If you left my home town of Sturgis, SD going due East (or West) and continued until you reached the exact opposite side of the planet you would find yourself pretty darn close to where I’ve been living in Kyrgyzstan. A lot of the landscape might remind you of the Black Hills or the grasslands. Kyrgyzstan is almost EXACTLY the same size as South Dakota (South Dakota: 77,184 mi2 and Kyrgyzstan: 77,182 mi2). Much of the historical, nomadic Kyrgyz culture including yurts and horsemanship bare a pretty striking resemblance to that of the Prairie Indians. (Some people even think that it was the Kyrgyz who were the first to cross the Bering Strait and settle in North America.)
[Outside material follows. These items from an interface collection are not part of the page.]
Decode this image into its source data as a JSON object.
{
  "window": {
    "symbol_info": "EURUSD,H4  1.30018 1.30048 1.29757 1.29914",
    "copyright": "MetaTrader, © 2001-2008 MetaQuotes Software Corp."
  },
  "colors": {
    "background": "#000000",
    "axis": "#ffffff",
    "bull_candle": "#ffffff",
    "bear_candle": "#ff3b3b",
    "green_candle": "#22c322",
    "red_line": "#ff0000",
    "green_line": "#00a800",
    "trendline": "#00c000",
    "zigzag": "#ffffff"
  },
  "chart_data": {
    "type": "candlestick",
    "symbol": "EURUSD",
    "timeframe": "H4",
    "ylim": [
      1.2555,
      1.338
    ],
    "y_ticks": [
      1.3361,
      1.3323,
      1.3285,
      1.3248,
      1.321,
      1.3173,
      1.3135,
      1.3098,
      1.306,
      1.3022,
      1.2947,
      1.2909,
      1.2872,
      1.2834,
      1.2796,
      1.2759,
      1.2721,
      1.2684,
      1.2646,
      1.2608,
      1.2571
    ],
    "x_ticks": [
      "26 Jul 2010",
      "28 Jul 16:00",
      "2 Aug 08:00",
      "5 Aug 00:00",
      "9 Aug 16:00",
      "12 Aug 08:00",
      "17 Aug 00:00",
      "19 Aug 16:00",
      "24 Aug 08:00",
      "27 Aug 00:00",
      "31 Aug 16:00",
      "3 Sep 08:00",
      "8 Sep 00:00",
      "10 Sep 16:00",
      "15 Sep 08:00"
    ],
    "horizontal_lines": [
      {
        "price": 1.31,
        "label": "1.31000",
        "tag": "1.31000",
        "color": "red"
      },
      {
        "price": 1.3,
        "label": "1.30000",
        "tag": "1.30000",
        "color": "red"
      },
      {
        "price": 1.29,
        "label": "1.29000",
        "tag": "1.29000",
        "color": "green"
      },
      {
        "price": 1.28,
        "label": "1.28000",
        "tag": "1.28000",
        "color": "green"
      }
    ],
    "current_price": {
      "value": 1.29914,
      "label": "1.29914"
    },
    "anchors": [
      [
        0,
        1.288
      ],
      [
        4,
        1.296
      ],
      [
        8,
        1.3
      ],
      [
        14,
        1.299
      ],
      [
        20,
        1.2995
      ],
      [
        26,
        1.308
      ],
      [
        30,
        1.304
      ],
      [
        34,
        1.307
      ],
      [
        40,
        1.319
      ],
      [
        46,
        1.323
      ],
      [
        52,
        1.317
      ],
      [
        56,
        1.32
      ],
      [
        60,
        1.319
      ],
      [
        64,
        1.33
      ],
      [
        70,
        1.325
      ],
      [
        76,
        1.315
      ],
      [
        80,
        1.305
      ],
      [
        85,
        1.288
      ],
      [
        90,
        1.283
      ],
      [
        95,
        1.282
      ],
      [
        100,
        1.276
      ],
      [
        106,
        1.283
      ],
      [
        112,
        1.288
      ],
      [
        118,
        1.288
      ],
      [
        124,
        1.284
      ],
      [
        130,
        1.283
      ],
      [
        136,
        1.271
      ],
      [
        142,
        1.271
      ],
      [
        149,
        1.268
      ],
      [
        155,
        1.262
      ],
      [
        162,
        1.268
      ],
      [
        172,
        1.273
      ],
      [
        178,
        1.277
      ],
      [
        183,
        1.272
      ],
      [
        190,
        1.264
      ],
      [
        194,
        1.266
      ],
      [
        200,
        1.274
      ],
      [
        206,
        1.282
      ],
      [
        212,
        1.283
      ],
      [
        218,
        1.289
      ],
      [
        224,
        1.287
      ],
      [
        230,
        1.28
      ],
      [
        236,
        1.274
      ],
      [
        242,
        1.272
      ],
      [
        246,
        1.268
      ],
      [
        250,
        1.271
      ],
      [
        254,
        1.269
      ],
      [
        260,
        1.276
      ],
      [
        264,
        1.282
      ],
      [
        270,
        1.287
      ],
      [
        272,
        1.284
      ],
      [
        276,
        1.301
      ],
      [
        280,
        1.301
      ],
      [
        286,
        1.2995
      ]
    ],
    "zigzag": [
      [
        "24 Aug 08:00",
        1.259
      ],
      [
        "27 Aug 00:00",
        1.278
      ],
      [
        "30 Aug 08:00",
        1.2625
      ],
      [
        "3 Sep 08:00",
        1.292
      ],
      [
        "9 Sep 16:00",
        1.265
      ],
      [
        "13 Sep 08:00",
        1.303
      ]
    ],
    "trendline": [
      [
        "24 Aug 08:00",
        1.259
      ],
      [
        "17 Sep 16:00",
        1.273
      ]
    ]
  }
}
There are a lot of interesting parallels between the state I’m from and the country I’m in and, once again proving how small the world is, I’ve been fortunate to get to know two people here whose histories are connected to South Dakota.
Sultanat Saparbekova is an assistant project manager for the sustainable community development program (one of the three programs along with Health and TEFL) who grew up Naryn – the most sparsely populated oblast in Kyrgyzstan. She hunted me down when she found out there was a South Dakotan in the group because she spent a year studying at a high school in Aberdeen, SD (of all places) back when she was in school. We had a good chat about the crazy East River snow storms that she says, luckily for me, are unlike anything that happens in Kyrgyzstan. We also talked about how no one from Kyrgyzstan knows where South Dakota is or vice versa (except for those graciously following a certain blog that is). When I’ve been in Spanish speaking countries, describing Mount Rushmore is usually the best I can do to give an idea of where I’m from, but I haven’t had much luck with that here so I’ve been going with, “okshosh Texas” (“It’s like Texas”). Not entirely accurate, but there’s only so much I can do given my language skills and the states that people are familiar with. At least it’s more accurate than “okshosh California.”
The other person, I mentioned in passing before, is actually the director of the entire Peace Corps program for Kyrgyzstan. Tammi Harris grew up in Sioux Falls before serving in the Peace Corps in Sri Lanka and spent two decades working in the foreign development sector and disaster relief before coming back to the Peace Corps. She’s lived all over the place which is pretty cool.
As much as it feels like where I’m from and where I’m at are on different planets sometimes, it’s nice to be reminded that that’s not really the case. The distance between South Dakota and Kyrgyzstan might be far in miles, but they’re both full of pretty similar people going about their lives in pretty similar ways.